WHAT YOU SHOULD DO: Below are records; count the lines that hold the string "this" and give only the count.

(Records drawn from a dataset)

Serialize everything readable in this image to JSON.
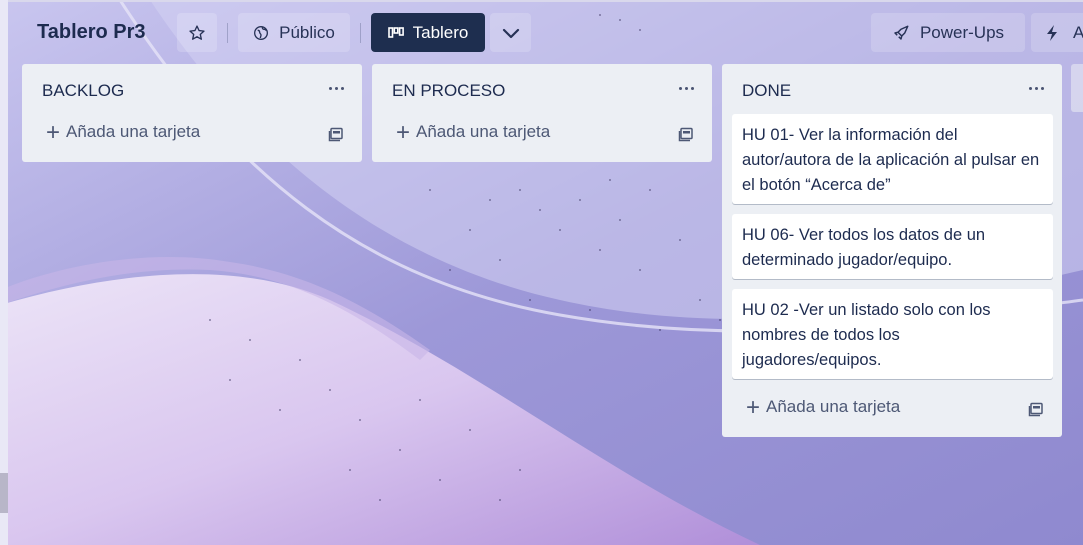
{
  "header": {
    "board_title": "Tablero Pr3",
    "star_icon": "star-icon",
    "visibility_label": "Público",
    "view_label": "Tablero",
    "powerups_label": "Power-Ups",
    "automation_label_partial": "A"
  },
  "lists": [
    {
      "title": "BACKLOG",
      "add_card_label": "Añada una tarjeta",
      "cards": []
    },
    {
      "title": "EN PROCESO",
      "add_card_label": "Añada una tarjeta",
      "cards": []
    },
    {
      "title": "DONE",
      "add_card_label": "Añada una tarjeta",
      "cards": [
        "HU 01- Ver la información del autor/autora de la aplicación al pulsar en el botón “Acerca de”",
        "HU 06- Ver todos los datos de un determinado jugador/equipo.",
        "HU 02 -Ver un listado solo con los nombres de todos los jugadores/equipos."
      ]
    }
  ],
  "colors": {
    "board_button_bg": "#1e2e4f",
    "list_bg": "#eceff4",
    "text": "#1d2b4f",
    "background": "#a8a4db"
  }
}
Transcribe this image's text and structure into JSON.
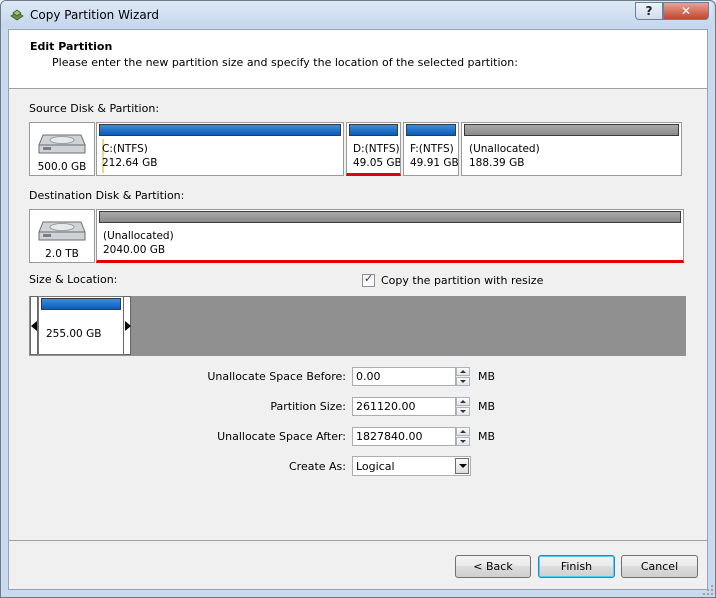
{
  "window": {
    "title": "Copy Partition Wizard",
    "help_label": "?",
    "close_label": "✕"
  },
  "header": {
    "title": "Edit Partition",
    "subtitle": "Please enter the new partition size and specify the location of the selected partition:"
  },
  "source": {
    "label": "Source Disk & Partition:",
    "disk_size": "500.0 GB",
    "partitions": [
      {
        "name": "C:(NTFS)",
        "size": "212.64 GB"
      },
      {
        "name": "D:(NTFS)",
        "size": "49.05 GB"
      },
      {
        "name": "F:(NTFS)",
        "size": "49.91 GB"
      },
      {
        "name": "(Unallocated)",
        "size": "188.39 GB"
      }
    ]
  },
  "destination": {
    "label": "Destination Disk & Partition:",
    "disk_size": "2.0 TB",
    "partitions": [
      {
        "name": "(Unallocated)",
        "size": "2040.00 GB"
      }
    ]
  },
  "size_location": {
    "label": "Size & Location:",
    "copy_with_resize_label": "Copy the partition with resize",
    "copy_with_resize_checked": true,
    "partition_size": "255.00 GB"
  },
  "form": {
    "unalloc_before": {
      "label": "Unallocate Space Before:",
      "value": "0.00",
      "unit": "MB"
    },
    "partition_size": {
      "label": "Partition Size:",
      "value": "261120.00",
      "unit": "MB"
    },
    "unalloc_after": {
      "label": "Unallocate Space After:",
      "value": "1827840.00",
      "unit": "MB"
    },
    "create_as": {
      "label": "Create As:",
      "value": "Logical"
    }
  },
  "buttons": {
    "back": "< Back",
    "finish": "Finish",
    "cancel": "Cancel"
  },
  "colors": {
    "selected_marker": "#e30000",
    "ntfs_bar": "#0a5cb8",
    "unallocated_bar": "#8a8a8a"
  }
}
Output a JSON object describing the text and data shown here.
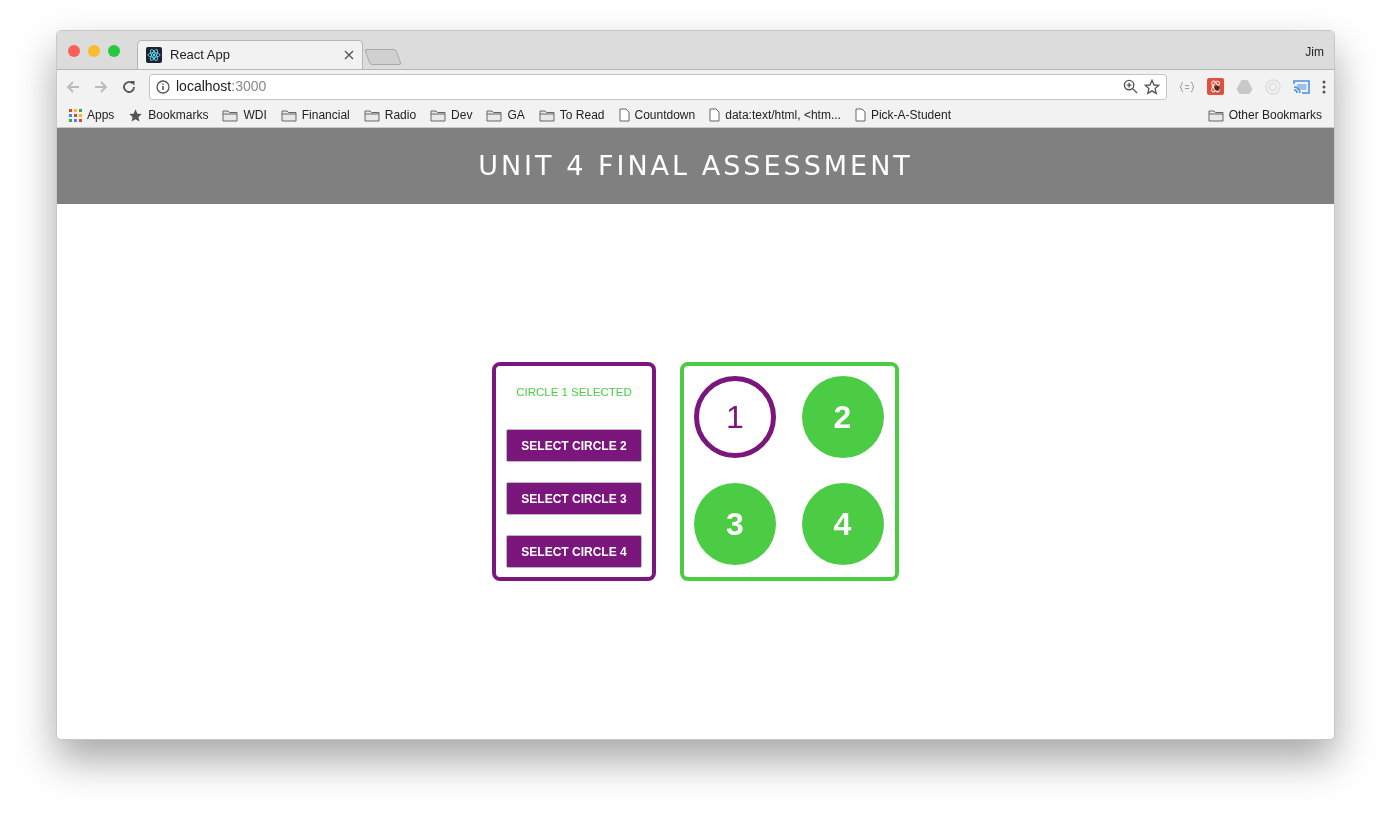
{
  "browser": {
    "tab_title": "React App",
    "user": "Jim",
    "address_host": "localhost",
    "address_port": ":3000"
  },
  "bookmarks": [
    {
      "kind": "apps",
      "label": "Apps"
    },
    {
      "kind": "star",
      "label": "Bookmarks"
    },
    {
      "kind": "folder",
      "label": "WDI"
    },
    {
      "kind": "folder",
      "label": "Financial"
    },
    {
      "kind": "folder",
      "label": "Radio"
    },
    {
      "kind": "folder",
      "label": "Dev"
    },
    {
      "kind": "folder",
      "label": "GA"
    },
    {
      "kind": "folder",
      "label": "To Read"
    },
    {
      "kind": "page",
      "label": "Countdown"
    },
    {
      "kind": "page",
      "label": "data:text/html, <htm..."
    },
    {
      "kind": "page",
      "label": "Pick-A-Student"
    }
  ],
  "other_bookmarks": "Other Bookmarks",
  "header": {
    "title": "UNIT 4 FINAL ASSESSMENT"
  },
  "controls": {
    "status": "CIRCLE 1 SELECTED",
    "buttons": [
      "SELECT CIRCLE 2",
      "SELECT CIRCLE 3",
      "SELECT CIRCLE 4"
    ]
  },
  "circles": [
    {
      "label": "1",
      "selected": true
    },
    {
      "label": "2",
      "selected": false
    },
    {
      "label": "3",
      "selected": false
    },
    {
      "label": "4",
      "selected": false
    }
  ]
}
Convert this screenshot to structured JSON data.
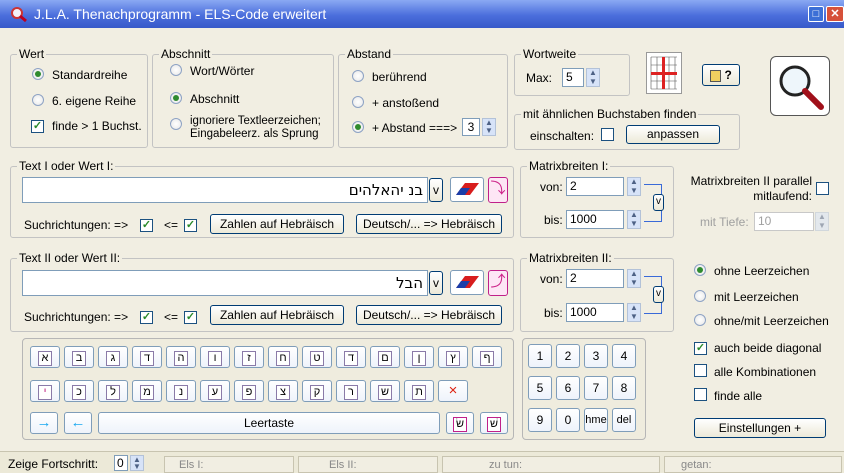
{
  "window": {
    "title": "J.L.A. Thenachprogramm - ELS-Code erweitert"
  },
  "wert": {
    "legend": "Wert",
    "opt1": "Standardreihe",
    "opt2": "6. eigene Reihe",
    "opt3": "finde > 1 Buchst."
  },
  "abschnitt": {
    "legend": "Abschnitt",
    "opt1": "Wort/Wörter",
    "opt2": "Abschnitt",
    "opt3a": "ignoriere Textleerzeichen;",
    "opt3b": "Eingabeleerz. als Sprung"
  },
  "abstand": {
    "legend": "Abstand",
    "opt1": "berührend",
    "opt2": "+ anstoßend",
    "opt3": "+ Abstand ===>",
    "value": "3"
  },
  "wortweite": {
    "legend": "Wortweite",
    "max_label": "Max:",
    "max_value": "5"
  },
  "aehnlich": {
    "legend": "mit ähnlichen Buchstaben finden",
    "einschalten": "einschalten:",
    "anpassen": "anpassen"
  },
  "text1": {
    "legend": "Text I oder Wert I:",
    "value": "בנ יהאלהים",
    "v": "v",
    "suchrichtungen": "Suchrichtungen: =>",
    "back": "<=",
    "zahlen_btn": "Zahlen auf Hebräisch",
    "deutsch_btn": "Deutsch/... => Hebräisch"
  },
  "text2": {
    "legend": "Text II oder Wert II:",
    "value": "הבל",
    "v": "v",
    "suchrichtungen": "Suchrichtungen: =>",
    "back": "<=",
    "zahlen_btn": "Zahlen auf Hebräisch",
    "deutsch_btn": "Deutsch/... => Hebräisch"
  },
  "matrix1": {
    "legend": "Matrixbreiten I:",
    "von_label": "von:",
    "von": "2",
    "bis_label": "bis:",
    "bis": "1000",
    "v": "v"
  },
  "matrix2": {
    "legend": "Matrixbreiten II:",
    "von_label": "von:",
    "von": "2",
    "bis_label": "bis:",
    "bis": "1000",
    "v": "v"
  },
  "parallel": {
    "line1": "Matrixbreiten II parallel",
    "line2": "mitlaufend:",
    "tiefe_label": "mit Tiefe:",
    "tiefe": "10"
  },
  "leer": {
    "opt1": "ohne Leerzeichen",
    "opt2": "mit Leerzeichen",
    "opt3": "ohne/mit Leerzeichen"
  },
  "options": {
    "diag": "auch beide diagonal",
    "kombi": "alle Kombinationen",
    "alle": "finde alle",
    "einstellungen": "Einstellungen +"
  },
  "keyboard": {
    "row1": [
      "א",
      "ב",
      "ג",
      "ד",
      "ה",
      "ו",
      "ז",
      "ח",
      "ט",
      "ד",
      "ם",
      "ן",
      "ץ",
      "ף"
    ],
    "row2": [
      "י",
      "כ",
      "ל",
      "מ",
      "נ",
      "ע",
      "פ",
      "צ",
      "ק",
      "ר",
      "ש",
      "ת",
      "×"
    ],
    "row3": {
      "right": "→",
      "left": "←",
      "space": "Leertaste",
      "k1": "שׂ",
      "k2": "שׁ"
    }
  },
  "numpad": {
    "keys": [
      "1",
      "2",
      "3",
      "4",
      "5",
      "6",
      "7",
      "8",
      "9",
      "0",
      "hme",
      "del"
    ]
  },
  "status": {
    "fortschritt": "Zeige Fortschritt:",
    "fort_value": "0",
    "els1": "Els I:",
    "els2": "Els II:",
    "zutun": "zu tun:",
    "getan": "getan:"
  },
  "colors": {
    "title": "#4b6edc",
    "check": "#2a8a2a",
    "key_pink": "#cc2288"
  }
}
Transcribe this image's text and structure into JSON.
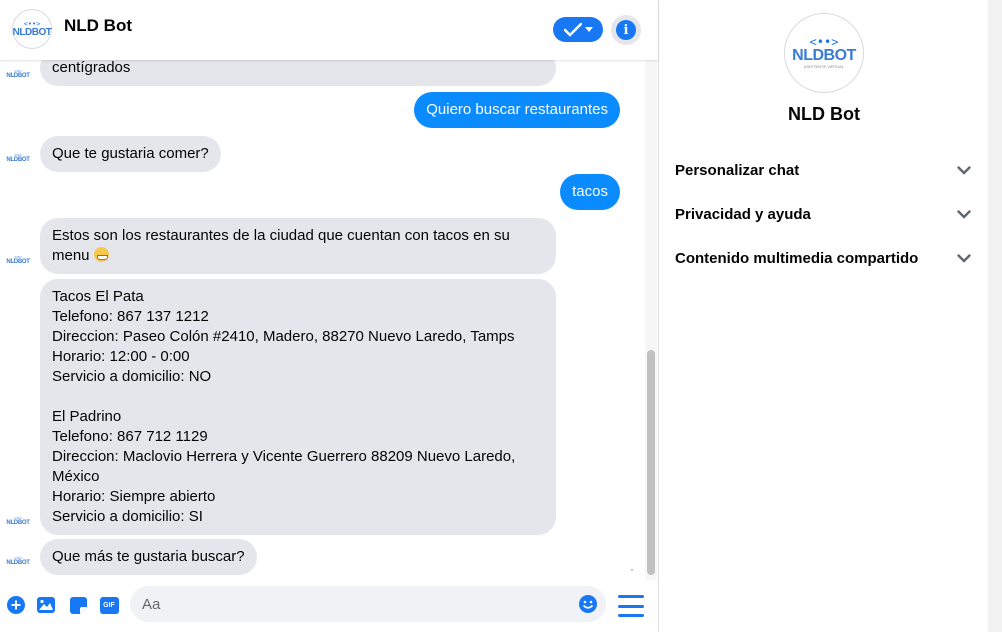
{
  "header": {
    "bot_name": "NLD Bot",
    "logo_text": "NLDBOT"
  },
  "messages": {
    "m0": {
      "sender": "bot",
      "text": "centígrados"
    },
    "m1": {
      "sender": "user",
      "text": "Quiero buscar restaurantes"
    },
    "m2": {
      "sender": "bot",
      "text": "Que te gustaria comer?"
    },
    "m3": {
      "sender": "user",
      "text": "tacos"
    },
    "m4": {
      "sender": "bot",
      "text": "Estos son los restaurantes de la ciudad que cuentan con tacos en su\nmenu"
    },
    "m5": {
      "sender": "bot",
      "text": "Tacos El Pata\nTelefono: 867 137 1212\nDireccion: Paseo Colón #2410, Madero, 88270 Nuevo Laredo, Tamps\nHorario: 12:00 - 0:00\nServicio a domicilio: NO\n\nEl Padrino\nTelefono: 867 712 1129\nDireccion: Maclovio Herrera y Vicente Guerrero 88209 Nuevo Laredo,\nMéxico\nHorario: Siempre abierto\nServicio a domicilio: SI"
    },
    "m6": {
      "sender": "bot",
      "text": "Que más te gustaria buscar?"
    }
  },
  "composer": {
    "placeholder": "Aa",
    "gif_label": "GIF"
  },
  "panel": {
    "name": "NLD Bot",
    "logo_text": "NLDBOT",
    "logo_subtext": "ASISTENTE VIRTUAL",
    "sections": [
      {
        "label": "Personalizar chat"
      },
      {
        "label": "Privacidad y ayuda"
      },
      {
        "label": "Contenido multimedia compartido"
      }
    ]
  },
  "colors": {
    "accent": "#1877f2",
    "user_bubble": "#0a8bff",
    "bot_bubble": "#e4e6eb"
  }
}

RESPONSE BELOW: 4